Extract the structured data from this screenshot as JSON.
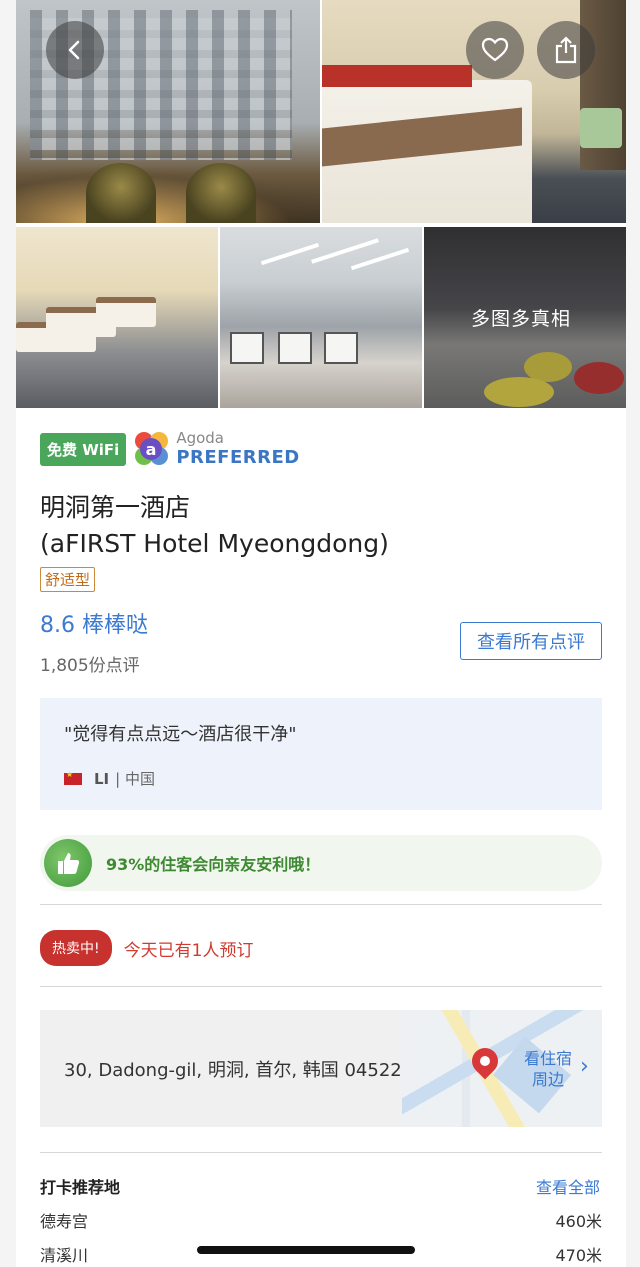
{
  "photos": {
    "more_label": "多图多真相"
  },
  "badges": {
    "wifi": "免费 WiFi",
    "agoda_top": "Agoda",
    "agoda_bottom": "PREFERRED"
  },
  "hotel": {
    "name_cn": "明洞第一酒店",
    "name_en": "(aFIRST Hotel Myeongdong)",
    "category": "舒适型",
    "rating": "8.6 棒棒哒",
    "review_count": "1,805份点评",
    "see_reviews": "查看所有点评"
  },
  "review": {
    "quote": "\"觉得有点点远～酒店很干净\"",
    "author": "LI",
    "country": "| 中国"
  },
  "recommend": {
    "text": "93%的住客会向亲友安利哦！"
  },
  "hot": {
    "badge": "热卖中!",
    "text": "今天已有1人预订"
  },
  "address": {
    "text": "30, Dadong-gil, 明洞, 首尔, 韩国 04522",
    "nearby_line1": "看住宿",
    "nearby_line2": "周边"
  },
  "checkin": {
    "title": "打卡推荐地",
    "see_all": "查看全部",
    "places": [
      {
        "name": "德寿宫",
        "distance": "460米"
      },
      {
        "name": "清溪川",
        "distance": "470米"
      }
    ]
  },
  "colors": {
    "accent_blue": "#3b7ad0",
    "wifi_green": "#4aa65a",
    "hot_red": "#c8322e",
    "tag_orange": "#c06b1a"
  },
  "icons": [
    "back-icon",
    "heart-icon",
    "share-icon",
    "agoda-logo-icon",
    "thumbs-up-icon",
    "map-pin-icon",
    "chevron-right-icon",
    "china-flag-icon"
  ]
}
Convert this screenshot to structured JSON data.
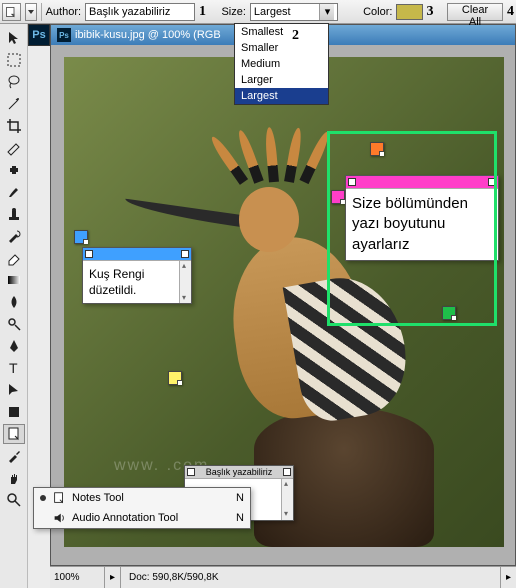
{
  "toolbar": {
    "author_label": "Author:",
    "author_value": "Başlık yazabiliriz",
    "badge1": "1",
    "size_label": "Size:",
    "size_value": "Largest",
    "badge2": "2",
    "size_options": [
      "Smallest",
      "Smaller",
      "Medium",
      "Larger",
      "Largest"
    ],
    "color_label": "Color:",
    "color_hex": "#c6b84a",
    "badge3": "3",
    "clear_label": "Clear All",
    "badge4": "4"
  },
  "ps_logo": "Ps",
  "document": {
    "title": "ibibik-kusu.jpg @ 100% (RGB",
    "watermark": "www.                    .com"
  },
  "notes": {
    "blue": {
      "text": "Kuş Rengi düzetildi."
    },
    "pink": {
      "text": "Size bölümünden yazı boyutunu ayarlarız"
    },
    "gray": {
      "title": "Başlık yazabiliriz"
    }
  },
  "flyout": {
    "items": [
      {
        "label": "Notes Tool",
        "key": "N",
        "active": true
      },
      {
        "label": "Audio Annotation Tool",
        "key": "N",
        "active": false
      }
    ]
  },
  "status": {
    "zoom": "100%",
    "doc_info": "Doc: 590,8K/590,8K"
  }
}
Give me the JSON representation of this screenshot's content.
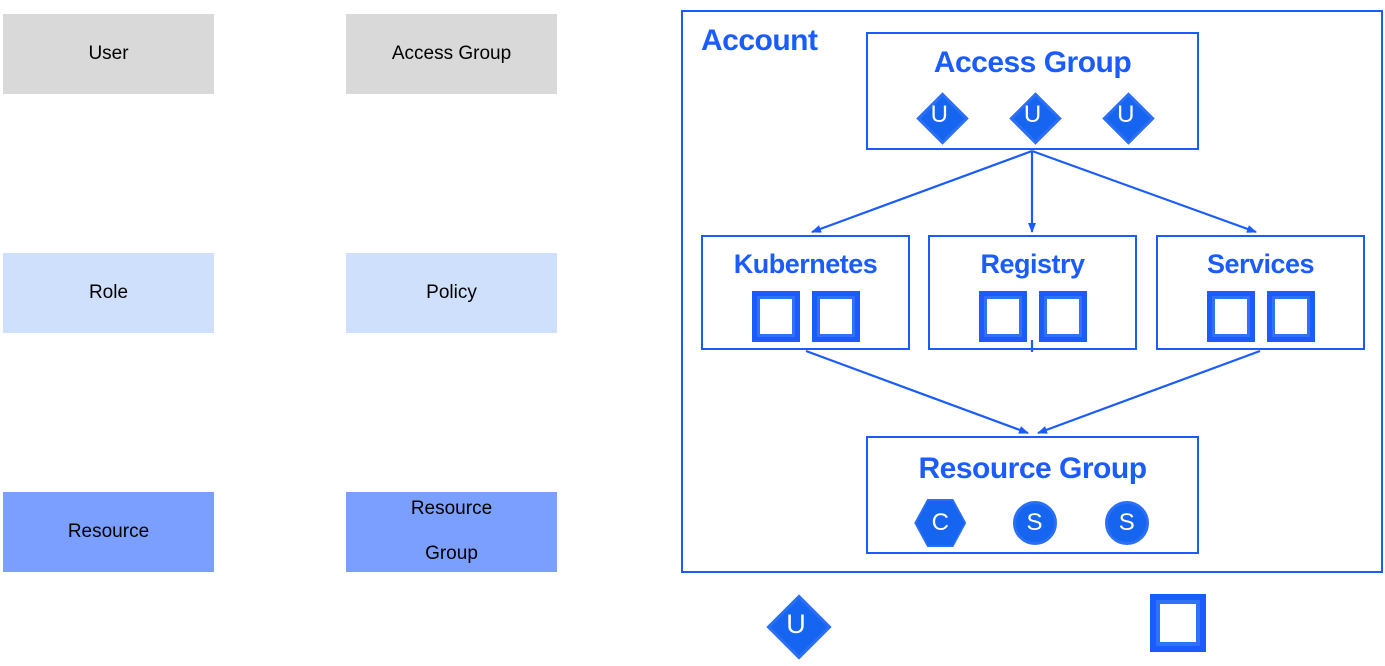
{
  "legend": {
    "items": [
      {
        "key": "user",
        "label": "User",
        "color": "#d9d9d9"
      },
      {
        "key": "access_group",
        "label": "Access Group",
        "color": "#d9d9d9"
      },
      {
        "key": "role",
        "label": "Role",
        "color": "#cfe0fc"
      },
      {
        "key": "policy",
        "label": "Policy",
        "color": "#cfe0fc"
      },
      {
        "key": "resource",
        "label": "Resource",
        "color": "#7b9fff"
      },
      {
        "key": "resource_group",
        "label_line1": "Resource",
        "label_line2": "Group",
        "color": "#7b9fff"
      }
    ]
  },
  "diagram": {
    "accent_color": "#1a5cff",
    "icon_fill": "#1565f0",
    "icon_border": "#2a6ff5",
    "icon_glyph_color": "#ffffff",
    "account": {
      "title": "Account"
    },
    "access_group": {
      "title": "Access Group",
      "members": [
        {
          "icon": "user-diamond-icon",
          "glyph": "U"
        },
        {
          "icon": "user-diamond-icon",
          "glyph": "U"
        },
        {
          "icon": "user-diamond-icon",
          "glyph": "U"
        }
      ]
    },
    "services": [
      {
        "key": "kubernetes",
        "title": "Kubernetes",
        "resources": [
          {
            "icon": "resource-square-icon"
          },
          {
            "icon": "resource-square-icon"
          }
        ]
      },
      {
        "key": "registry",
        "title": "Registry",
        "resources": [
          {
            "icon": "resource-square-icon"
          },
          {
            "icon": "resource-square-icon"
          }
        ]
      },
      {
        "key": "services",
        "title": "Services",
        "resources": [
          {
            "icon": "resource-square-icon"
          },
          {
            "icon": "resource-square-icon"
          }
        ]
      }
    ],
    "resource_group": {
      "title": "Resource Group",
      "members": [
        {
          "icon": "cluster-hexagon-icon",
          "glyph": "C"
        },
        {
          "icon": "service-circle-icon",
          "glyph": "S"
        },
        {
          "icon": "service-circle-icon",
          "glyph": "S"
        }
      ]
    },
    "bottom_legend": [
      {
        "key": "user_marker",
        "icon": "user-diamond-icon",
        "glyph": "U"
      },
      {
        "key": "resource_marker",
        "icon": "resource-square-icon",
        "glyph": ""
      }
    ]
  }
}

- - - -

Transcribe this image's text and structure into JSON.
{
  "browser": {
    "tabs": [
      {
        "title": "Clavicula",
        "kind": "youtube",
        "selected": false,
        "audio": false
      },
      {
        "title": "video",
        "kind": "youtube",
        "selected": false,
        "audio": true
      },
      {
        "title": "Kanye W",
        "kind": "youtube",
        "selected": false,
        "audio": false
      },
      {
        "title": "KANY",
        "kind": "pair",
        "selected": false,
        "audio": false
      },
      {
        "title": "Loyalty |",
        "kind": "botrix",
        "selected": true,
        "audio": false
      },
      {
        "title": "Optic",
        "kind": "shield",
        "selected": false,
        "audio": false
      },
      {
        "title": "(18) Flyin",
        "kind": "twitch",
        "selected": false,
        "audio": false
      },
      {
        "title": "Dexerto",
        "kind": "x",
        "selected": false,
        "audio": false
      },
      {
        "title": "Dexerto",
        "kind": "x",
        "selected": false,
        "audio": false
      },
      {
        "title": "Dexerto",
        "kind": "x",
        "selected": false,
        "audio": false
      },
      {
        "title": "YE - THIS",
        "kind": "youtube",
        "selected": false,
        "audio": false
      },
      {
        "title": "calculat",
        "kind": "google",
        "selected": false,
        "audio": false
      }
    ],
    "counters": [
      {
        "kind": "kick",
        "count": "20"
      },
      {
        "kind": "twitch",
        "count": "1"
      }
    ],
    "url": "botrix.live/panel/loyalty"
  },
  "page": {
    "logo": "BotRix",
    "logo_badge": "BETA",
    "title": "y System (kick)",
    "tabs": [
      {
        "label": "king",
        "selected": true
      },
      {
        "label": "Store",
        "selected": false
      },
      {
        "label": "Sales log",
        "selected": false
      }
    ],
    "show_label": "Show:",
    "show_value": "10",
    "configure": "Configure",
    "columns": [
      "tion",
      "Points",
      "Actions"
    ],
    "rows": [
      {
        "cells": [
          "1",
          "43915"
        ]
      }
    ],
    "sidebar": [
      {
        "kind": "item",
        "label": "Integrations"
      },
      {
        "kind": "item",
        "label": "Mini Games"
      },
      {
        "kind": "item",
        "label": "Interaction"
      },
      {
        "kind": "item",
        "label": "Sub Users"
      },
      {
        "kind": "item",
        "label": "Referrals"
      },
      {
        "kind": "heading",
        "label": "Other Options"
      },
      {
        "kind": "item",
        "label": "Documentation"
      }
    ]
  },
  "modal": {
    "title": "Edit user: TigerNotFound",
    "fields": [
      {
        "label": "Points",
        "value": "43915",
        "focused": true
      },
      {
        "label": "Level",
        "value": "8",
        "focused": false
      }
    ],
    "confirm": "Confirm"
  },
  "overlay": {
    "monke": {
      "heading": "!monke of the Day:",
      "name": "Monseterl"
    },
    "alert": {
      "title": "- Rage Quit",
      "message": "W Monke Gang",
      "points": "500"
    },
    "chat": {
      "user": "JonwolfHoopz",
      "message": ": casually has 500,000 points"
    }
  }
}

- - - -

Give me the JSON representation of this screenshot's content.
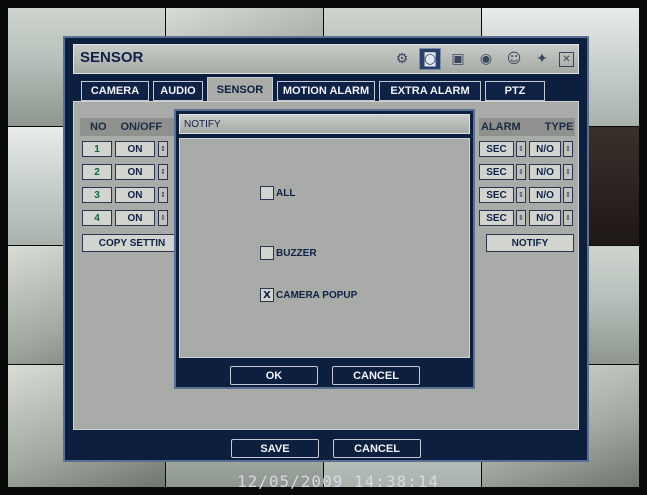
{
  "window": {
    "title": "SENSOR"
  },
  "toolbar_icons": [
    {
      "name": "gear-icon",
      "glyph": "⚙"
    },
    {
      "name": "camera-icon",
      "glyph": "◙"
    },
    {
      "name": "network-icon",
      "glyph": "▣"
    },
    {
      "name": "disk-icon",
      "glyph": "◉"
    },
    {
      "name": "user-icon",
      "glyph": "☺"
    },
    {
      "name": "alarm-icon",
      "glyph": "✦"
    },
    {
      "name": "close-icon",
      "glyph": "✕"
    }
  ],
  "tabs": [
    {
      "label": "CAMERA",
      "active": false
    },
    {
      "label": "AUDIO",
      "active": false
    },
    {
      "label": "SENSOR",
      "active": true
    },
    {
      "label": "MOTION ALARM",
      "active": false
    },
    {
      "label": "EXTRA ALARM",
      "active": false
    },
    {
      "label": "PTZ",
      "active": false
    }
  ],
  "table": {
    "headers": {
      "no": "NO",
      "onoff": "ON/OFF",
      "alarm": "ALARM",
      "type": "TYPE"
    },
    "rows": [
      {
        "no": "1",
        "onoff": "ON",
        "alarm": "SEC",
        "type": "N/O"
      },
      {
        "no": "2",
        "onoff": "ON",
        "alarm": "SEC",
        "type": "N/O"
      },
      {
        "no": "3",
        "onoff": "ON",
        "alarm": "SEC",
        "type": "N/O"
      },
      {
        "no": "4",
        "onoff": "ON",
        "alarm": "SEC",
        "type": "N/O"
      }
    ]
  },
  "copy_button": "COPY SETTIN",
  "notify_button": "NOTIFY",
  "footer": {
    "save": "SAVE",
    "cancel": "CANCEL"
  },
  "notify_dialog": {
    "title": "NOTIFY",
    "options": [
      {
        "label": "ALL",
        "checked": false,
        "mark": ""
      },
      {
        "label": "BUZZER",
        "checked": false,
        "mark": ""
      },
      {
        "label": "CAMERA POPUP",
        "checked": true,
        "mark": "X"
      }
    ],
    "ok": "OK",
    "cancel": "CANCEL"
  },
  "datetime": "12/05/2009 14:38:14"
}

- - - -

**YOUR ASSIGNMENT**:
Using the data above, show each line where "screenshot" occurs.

**SOLUTION TO THE EXERCISE**:
Extract the structured data from this screenshot as JSON.
Convert this screenshot to structured JSON data.
Give me the JSON representation of this screenshot's content.
Give me the JSON representation of this screenshot's content.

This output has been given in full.